Book Review - Scavengers
12th April 2019
Landfill has lived his whole life as a scavenger. Raised within the walls of Hinterland, his paranoid protector, Babagoo, is the only human he's ever known. Old Babagoo has always looked after him, on one condition - follow his rules. NEVER COME LOOKING OUTSIDE. NEVER RISE ABOVE THE WALL.
Landfill's days are packed with adventure and wild abandon, running on all fours with wooflers, swimming with turtles and feasting on fresh gull across the overgrown wasteland that is his home. He knows the importance of staying behind the walls, following Babagoo's incredibly strict rules to ensure his safety from the horrors of the Outside. After all, Babagoo takes it very badly when Landfill lets him down.
Babagoo adores Landfill, and Landfill loves him in return; the two living in precarious harmony in the Eden Babagoo has built. But, despite the dangers, Landfill longs to see Outside and, like any teen, begins to question his guardian's authority. When Landfill persuades Babagoo to take him to the Spit Pit for a foraging lesson, venturing beyond the safety of Hinterland for the first time, Landfill's curiosity gets the better of him. When he dares to peek above the brow of the hill that separates Hinterland from the Outside, danger ensues and Babagoo is furious.
But cracks have started to form in the walls, and Landfill begins to question everything he had previously taken for granted. Why is Babagoo so adamant that Landfall should not venture beyond the walls? What exactly is the 'Hunger's eye' that roars over Hinterland? And why has Babagoo been lying about the mysterious swelling affecting Hinterland's amnals? When crisis hits the Hinterland, Landfill is forced to make a choice...
Both poetic and political, Scavengers is a poignant exploration of the fine line between love and oppression, obedience and control, truth and lies. A contemporary, gritty twist on The Jungle Book, this powerful and moving story makes you question what it truly means to be 'civilised'.
Here's what our Organisers (and our younger readers!) thought about it:
'I think Babagoo is sometimes so horrible to Landfill because he just can't bear the thought of being on his own, as he's so broken inside himself. This book is about life and what we choose to ignore.' Ethan, aged 11
'This is a great discussion book as there are so many themes covered. It's a very observant book about how people view our society and the world we live in, depending on our experiences and expectations. Children very much accept the way things are, but as we grow older we begin to question and wonder "what if..." a lot more. A very original story that leads us to question society's morals and people's rights.' Nicky Powell

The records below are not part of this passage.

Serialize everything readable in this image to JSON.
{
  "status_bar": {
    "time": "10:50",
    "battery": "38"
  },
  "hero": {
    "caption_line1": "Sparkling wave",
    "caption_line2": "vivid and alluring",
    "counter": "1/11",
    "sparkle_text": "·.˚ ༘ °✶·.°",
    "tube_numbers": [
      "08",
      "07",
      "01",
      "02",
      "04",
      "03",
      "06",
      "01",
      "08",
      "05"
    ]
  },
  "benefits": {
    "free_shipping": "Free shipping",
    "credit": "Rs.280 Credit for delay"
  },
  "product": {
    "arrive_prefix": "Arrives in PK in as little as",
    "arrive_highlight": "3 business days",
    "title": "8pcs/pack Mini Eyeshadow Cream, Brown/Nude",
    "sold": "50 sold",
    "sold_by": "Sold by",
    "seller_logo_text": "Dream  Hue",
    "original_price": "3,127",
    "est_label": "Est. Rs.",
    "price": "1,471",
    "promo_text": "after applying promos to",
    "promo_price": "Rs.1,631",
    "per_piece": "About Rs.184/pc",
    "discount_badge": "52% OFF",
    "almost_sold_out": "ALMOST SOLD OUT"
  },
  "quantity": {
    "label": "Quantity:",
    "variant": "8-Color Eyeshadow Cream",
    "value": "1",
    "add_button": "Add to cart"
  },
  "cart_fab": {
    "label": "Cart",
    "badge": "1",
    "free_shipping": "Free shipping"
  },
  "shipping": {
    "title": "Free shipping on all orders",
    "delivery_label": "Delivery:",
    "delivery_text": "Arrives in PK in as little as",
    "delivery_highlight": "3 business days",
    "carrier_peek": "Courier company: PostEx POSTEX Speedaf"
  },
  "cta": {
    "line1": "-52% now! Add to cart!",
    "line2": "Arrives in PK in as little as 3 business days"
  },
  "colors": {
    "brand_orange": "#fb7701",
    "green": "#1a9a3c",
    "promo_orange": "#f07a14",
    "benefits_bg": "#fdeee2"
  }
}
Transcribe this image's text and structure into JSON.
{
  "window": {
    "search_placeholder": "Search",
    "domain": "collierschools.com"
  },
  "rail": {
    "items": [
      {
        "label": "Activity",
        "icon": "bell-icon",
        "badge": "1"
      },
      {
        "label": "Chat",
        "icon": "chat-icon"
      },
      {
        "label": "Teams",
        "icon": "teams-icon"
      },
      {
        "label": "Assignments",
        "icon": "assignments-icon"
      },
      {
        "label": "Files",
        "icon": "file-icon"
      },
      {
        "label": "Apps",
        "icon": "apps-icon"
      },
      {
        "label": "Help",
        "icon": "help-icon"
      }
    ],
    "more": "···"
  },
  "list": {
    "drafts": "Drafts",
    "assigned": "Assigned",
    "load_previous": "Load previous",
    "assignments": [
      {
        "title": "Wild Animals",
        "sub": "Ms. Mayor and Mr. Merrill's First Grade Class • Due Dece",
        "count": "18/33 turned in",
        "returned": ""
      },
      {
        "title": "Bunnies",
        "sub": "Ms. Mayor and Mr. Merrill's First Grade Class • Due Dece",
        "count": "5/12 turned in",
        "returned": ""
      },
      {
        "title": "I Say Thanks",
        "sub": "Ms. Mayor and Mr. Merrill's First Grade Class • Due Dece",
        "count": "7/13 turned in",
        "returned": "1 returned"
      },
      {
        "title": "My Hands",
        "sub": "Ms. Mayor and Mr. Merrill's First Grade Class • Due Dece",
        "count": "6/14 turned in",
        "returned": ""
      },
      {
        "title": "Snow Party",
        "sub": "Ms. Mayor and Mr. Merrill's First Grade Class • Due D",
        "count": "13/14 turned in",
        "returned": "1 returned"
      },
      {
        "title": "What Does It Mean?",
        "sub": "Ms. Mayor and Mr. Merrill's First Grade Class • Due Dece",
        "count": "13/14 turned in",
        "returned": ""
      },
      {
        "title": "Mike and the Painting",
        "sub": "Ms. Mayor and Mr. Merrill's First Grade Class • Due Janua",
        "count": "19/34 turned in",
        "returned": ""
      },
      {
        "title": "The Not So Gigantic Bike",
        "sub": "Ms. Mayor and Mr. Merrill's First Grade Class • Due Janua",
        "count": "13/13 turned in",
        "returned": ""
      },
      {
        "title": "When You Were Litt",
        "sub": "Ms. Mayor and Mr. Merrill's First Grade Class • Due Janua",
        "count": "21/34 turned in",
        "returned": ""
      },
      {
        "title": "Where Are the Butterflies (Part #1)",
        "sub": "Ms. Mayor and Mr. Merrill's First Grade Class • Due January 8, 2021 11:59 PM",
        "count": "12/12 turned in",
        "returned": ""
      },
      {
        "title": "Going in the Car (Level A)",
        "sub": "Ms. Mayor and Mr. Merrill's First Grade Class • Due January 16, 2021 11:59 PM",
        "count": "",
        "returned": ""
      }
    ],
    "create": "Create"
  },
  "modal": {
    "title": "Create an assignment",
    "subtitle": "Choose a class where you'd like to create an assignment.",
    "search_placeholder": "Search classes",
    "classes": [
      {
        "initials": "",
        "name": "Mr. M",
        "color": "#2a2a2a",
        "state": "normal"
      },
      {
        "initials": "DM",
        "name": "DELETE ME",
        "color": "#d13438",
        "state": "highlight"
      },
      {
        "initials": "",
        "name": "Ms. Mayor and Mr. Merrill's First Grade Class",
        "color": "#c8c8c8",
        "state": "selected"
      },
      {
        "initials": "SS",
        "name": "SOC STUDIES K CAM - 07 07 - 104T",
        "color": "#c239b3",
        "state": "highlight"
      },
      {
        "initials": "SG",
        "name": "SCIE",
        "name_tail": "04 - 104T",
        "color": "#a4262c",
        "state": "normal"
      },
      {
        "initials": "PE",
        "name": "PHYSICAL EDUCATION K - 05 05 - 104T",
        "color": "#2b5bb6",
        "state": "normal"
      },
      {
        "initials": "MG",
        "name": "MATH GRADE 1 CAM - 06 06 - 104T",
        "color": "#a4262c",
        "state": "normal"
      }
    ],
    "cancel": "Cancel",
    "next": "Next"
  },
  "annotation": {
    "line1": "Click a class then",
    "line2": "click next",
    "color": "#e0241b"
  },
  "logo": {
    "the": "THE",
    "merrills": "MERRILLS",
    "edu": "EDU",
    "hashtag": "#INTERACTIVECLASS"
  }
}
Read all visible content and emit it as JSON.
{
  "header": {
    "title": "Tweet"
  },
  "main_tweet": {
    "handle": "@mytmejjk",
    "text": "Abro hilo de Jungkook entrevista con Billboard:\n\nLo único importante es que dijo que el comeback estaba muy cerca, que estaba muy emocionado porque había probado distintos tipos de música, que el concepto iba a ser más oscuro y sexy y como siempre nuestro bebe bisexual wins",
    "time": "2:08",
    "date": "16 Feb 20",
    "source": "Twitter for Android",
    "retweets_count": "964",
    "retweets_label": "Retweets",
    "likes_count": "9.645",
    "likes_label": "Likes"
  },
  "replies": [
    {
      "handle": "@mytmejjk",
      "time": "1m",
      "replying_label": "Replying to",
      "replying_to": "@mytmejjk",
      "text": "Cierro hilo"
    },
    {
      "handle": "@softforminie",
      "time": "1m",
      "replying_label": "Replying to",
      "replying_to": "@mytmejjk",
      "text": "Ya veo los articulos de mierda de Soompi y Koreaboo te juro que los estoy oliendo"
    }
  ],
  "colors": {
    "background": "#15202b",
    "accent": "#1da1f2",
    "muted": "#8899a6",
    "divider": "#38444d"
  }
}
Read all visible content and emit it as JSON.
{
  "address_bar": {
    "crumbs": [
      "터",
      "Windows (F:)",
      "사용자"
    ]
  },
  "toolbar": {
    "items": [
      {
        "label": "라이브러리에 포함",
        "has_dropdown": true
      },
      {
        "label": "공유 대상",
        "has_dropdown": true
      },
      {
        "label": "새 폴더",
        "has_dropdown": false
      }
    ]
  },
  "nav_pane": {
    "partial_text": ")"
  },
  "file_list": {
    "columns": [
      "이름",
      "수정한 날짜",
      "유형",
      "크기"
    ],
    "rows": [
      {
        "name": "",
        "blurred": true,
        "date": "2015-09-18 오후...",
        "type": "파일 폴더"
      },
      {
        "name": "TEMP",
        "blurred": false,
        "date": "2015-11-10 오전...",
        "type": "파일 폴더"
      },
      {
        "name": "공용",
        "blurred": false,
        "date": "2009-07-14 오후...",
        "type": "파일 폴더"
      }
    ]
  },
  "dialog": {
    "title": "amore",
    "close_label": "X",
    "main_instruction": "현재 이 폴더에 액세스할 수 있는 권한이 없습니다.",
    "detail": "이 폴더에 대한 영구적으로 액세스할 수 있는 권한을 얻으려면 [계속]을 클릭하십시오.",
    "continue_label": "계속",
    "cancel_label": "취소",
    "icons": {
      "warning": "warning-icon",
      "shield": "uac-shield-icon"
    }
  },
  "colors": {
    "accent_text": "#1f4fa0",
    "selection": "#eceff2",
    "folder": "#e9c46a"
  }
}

'I was struck by several things in this tale: it is a coming-of-age story of how children's natural curiosity leads them to question what they've been told as they begin to build their own understanding of the world. The environmental message is strong, and close study of it will have children questioning their own lifestyles. I was also struck by the idea of parenting in general - how much we let children know, and when - as we often underestimate when they are ready to hear the truths about the world that we might find uncomfortable.' Dionne Lakey
'The very best fiction involves creating believable alternative worlds. [...] It's a hugely compassionate, sophisticated novel, about inclusion and exclusion, and who - or what - is really crazy.' - The Observer